> **INFORMATION PROVIDED**:
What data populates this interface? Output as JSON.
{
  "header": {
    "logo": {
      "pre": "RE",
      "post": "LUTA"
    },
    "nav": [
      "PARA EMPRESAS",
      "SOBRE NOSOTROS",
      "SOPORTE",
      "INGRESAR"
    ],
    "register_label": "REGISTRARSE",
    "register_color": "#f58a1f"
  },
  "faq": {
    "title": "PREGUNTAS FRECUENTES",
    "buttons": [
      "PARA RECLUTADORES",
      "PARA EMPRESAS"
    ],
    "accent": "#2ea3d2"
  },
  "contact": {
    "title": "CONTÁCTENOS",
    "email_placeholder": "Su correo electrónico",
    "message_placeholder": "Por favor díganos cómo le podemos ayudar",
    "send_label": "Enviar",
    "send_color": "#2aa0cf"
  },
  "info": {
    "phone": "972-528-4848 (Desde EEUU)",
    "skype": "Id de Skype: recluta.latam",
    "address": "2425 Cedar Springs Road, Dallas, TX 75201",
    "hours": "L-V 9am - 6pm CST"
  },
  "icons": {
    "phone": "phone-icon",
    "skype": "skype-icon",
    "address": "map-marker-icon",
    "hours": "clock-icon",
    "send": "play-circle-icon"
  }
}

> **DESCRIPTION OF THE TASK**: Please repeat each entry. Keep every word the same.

> **YOUR SOLUTION**:
What data populates this interface? Output as JSON.
{
  "header": {
    "logo": {
      "pre": "RE",
      "post": "LUTA"
    },
    "nav": [
      "PARA EMPRESAS",
      "SOBRE NOSOTROS",
      "SOPORTE",
      "INGRESAR"
    ],
    "register_label": "REGISTRARSE",
    "register_color": "#f58a1f"
  },
  "faq": {
    "title": "PREGUNTAS FRECUENTES",
    "buttons": [
      "PARA RECLUTADORES",
      "PARA EMPRESAS"
    ],
    "accent": "#2ea3d2"
  },
  "contact": {
    "title": "CONTÁCTENOS",
    "email_placeholder": "Su correo electrónico",
    "message_placeholder": "Por favor díganos cómo le podemos ayudar",
    "send_label": "Enviar",
    "send_color": "#2aa0cf"
  },
  "info": {
    "phone": "972-528-4848 (Desde EEUU)",
    "skype": "Id de Skype: recluta.latam",
    "address": "2425 Cedar Springs Road, Dallas, TX 75201",
    "hours": "L-V 9am - 6pm CST"
  },
  "icons": {
    "phone": "phone-icon",
    "skype": "skype-icon",
    "address": "map-marker-icon",
    "hours": "clock-icon",
    "send": "play-circle-icon"
  }
}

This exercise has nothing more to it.